Spanish and Portuguese cuisines have been intertwined since before the Battle of Ourique. As old as the Reconquista, the culinary traditions of the countries have inspired and informed each other for generations. As much as they share the Iberian Peninsula, so too do they share a love of seafood, mediterranean spices, and the soul of simplicity. Born of peasant foods, Spanish and Portuguese cuisines are of and for the people, and the embodiment of that spirit is present in each dish at Corks.

Borrowing its name from the cork oak forests that populate the Spanish and Portuguese countrysides, Corks offers its fare served in the traditional tapas style. It makes for the perfect setting to enjoy time and tastes with friends, and an indulgence in the grand variety of flavour cuisine of Western Europe. The Oakville restaurant, established in 2009, celebrates people as much as food, a space for sharing and luxuriating in both the joy and experience of dining.

Corks’ seasonal menu features the regions very best in contemporary interpretations of classic Spanish and Portuguese dishes, with a Western flare and infusion. Piquillos with Spanish peppers filled with a broccoli, roasted cauliflower and manchego mousse on top of a saffron leek sofrito; Gambas Al Ajillo: pan seared shrimp with garlic, chili, herbs, smoked paprika and flambéed with brandy; Albondigas: four lamb meatballs in a minted tomato sauce, feta cheese and grilled bread; and Sopa de Marisco with clams, mussels, calamari, shrimp, fresh herbs, garlic, white wine butter sauce and grilled bread. All this plus a variety of paella are sure to transport every palate back to the old country, without stepping foot outside of Southern Ontario.
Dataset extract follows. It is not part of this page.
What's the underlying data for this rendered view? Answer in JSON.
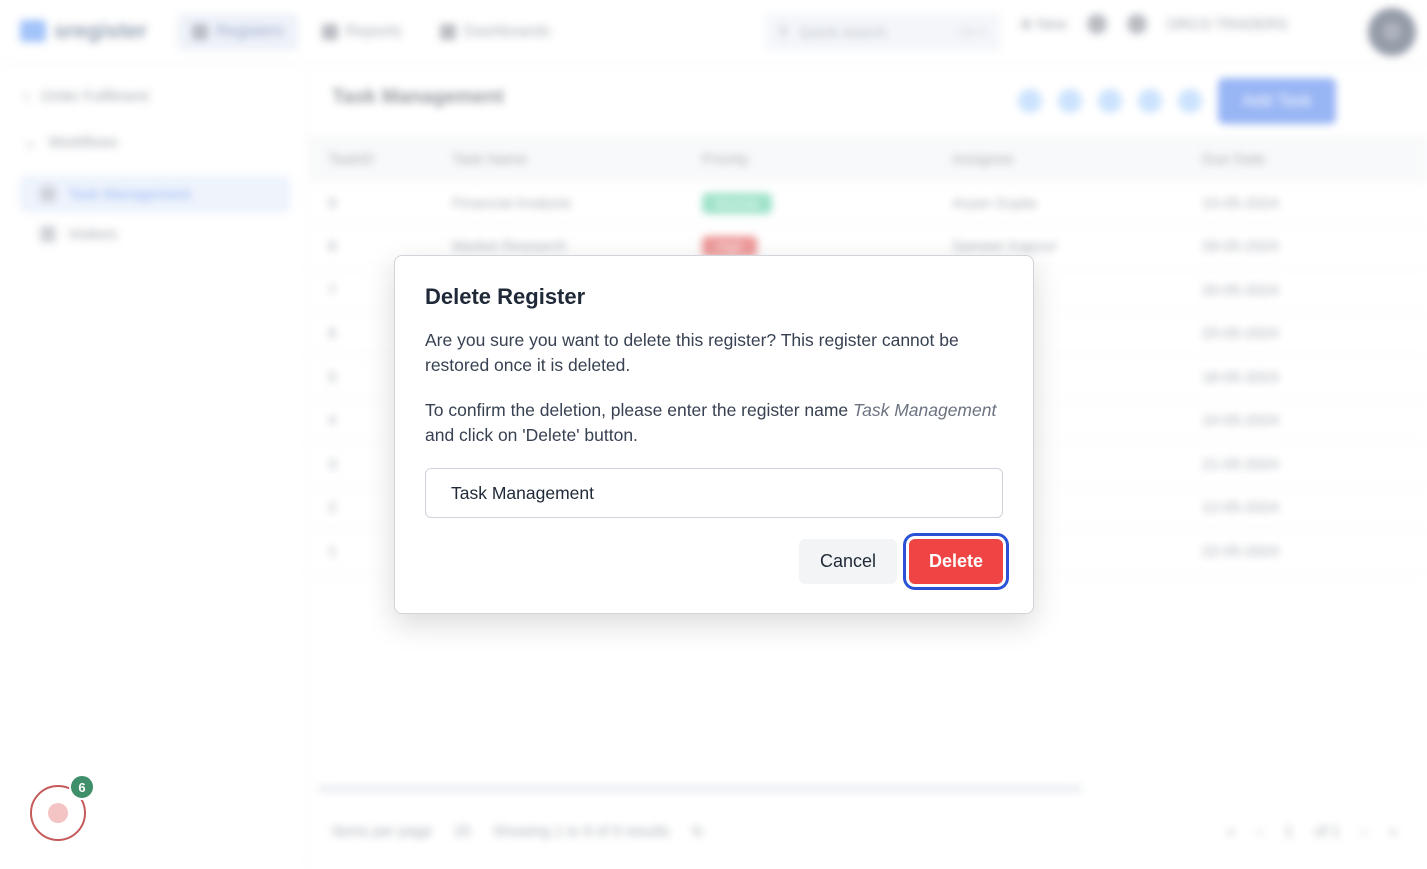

Like the title of a painting, a great work of literature, or a classic song, a restaurant’s name is an introduction of sorts, a first step towards an experience or indulgence, whimsy and wine. Maluca, loosely translated, means mad, crazy, silly. But, through the filter of its Oakville Wine Bar namesake, Maluca discovers an etymology in the passionate, infatuated, and fantastic, which perfectly describes Southern Ontario’s premiere wine bar.

And just like art that inspires us, that we take with us, a good restaurant takes the essence of its name in order to impress upon its clientele the magnificence of its soul. Maluca is playful, joyful, and indulgent in both its wine list and its menu, its late night lounge and its open-concept dining room. The specifically curated wine list informs its knowledgeable staff, who will perfectly pair your food choices with one of their many wines from home and around the globe.

Maluca’s menu embodies the spirit of its name, with modern interpretations of your favourite wine bar fare. Breaded avocado fries with buttermilk garlic ranch dressing; Ovo Demônios: deviled eggs, garnished with chives, paprika, and crispy pancetta. Bison meatballs with tomato sauce, grana padano cheese, served with house made grilled sourdough; Short Rib Molho Verde: beef short ribs, garlic, chilli, parsley, cilantro, mint basil, and oil. Macarrão squid ink linguini with seafood tomato sauce, fennel, garlic, peppers, and grilled bread; contemporary takes on burgers, fries, and flatbreads; plus charcuterie boards with premium selections of cured meats and cheeses.